Let’s all admit that we love some color, and the MMSMP line has something for everyone…I am personally a huge fan of the blues. My house is full of them.
But when you can’t make up your mind on colors, stay neutral. Classics like white and black will never go out of style, and you can accent with them no matter your taste.
I wanted to share some tips for you when using blacks, namely milk paint blacks..
IF you have played with Typewriter before, and had some snags- or perhaps felt the color wasn’t dark enough for you- let’s address that now.
Typewriter is actually an “off black”- just as you can have an “off white.” The color is based on a smokey dark charcoal black- and will at times seem to have more of a grayish hue to it.
Also- when using up to equal parts of bonding agent or more in your typewriter mix, you may notice a cloudiness to your color.

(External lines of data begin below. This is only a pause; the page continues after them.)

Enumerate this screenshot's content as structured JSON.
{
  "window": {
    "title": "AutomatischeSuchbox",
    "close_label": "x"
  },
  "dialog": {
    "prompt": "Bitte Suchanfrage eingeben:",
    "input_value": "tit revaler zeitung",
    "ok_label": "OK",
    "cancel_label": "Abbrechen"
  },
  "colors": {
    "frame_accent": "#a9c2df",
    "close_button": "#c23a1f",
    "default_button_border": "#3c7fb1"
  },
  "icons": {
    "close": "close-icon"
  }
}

This is easily rememdied by mixing a wash of the black paint up- after your bonding agent coat is cured (up to 24 hours)and the cloudiness should dissipate. The wonderful nature of milk paint is you have ingredients such as clay and limestone in the paint- that will cause your paint to dry significantly lighter and “Chalkier.”
A personal default of mine when using typewriter is to use Hemp Oil to finish. It rich-ens the black right up and gives it a gorgeous sheen.
Another default top coat of mine for black is antiquing wax. Yes, that’s right! Antiquing wax! When I want to make sure that my black stays dark and rich- I opt for the darker waxes vs. the clear furniture wax. This ensures I don’t get a cloudy or muted black.
On this set- that was orginally cherry, the dark wax not only kept my black- black, but made the expossed cherry wood soft and aged, versus highly contrasting red.
The color goes from black to gray- and the finish looks layered and worn.
Don’t be afraid to step out of the box and do a dark piece with antiquing wax, and a lighter piece with white wax. The colored waxes can actually help your color stay true.